Hungary and Austria competed against Slovakia at the 2018 and 2019 IIHF Worlds Division I (Group A). At the 2019 Worlds, Slovakia brought both rivals to overtime and handed Hungary its only loss of the tournament on Apr. 8, 2019 in a shootout victory.
Čurmová believes geography plays a role in international hockey rivalries, “(These rivalries) are just a couple years old and it’s probably because those are countries that are our neighbors.” But it appears that these lasting bonds between competing programs are primarily forged in major tournaments and they seem to burn brightest when there’s also history at the U-18 level.
Of course, some international rivalries have rich histories stretching back to the earliest days of the Worlds and the 1998 Olympics in Nagano. Such is the case with the on-the-ice feud between Sweden and Finland. To get a better idea of what that rivalry looks like from the inside, we reached out to Lovisa Selander of the Boston Pride and Team Sweden.
“I think one of the biggest rivalries for Sweden in ice hockey is Finland, both on the men’s and women’s side,” said Selander. “Growing up I loved watching Sweden and Finland play. In general, whenever Sweden plays another Scandinavian country in any sport we always want to win.”
But Sweden’s rivalries don’t stop at the Finnish border. As is the case with Slovakia, Sweden’s hockey rivals have been shaped by tournaments. “I think I’d classify the 4 Nations tournament with Finland, Canada, and USA as a pretty good rivalry. The goal is to compete for medals so it’s always fun to play the top nations in the world and see how you measure up.”
Unfortunately for the Swedes, they were relegated to Division 1A along with France as a result of finishing ninth at the 2019 IIHF Women’s World Championship. The rivalries with Finland, Canada, and the U.S. aren’t going anywhere — there’s too much history.
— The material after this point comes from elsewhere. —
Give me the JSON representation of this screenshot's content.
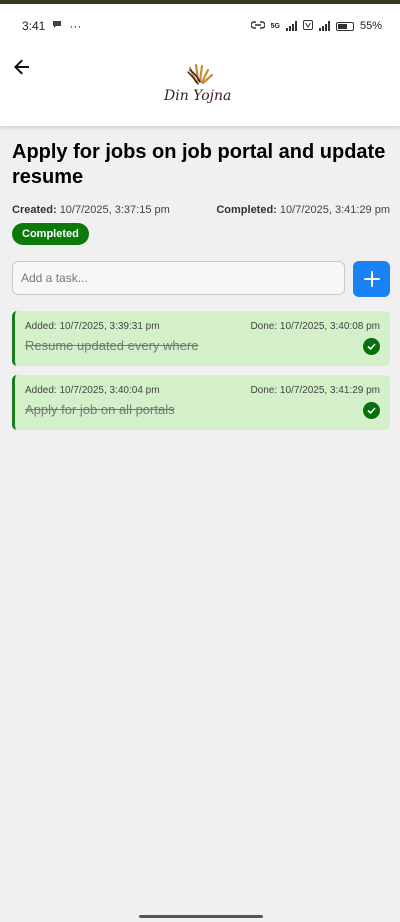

But Selander has her eyes on a potential new rival in Norway, currently ranked 13th by the IIHF. Sweden has three times more registered female players and twice the population of Norway. All signs point to this being a showdown worth keeping an eye on.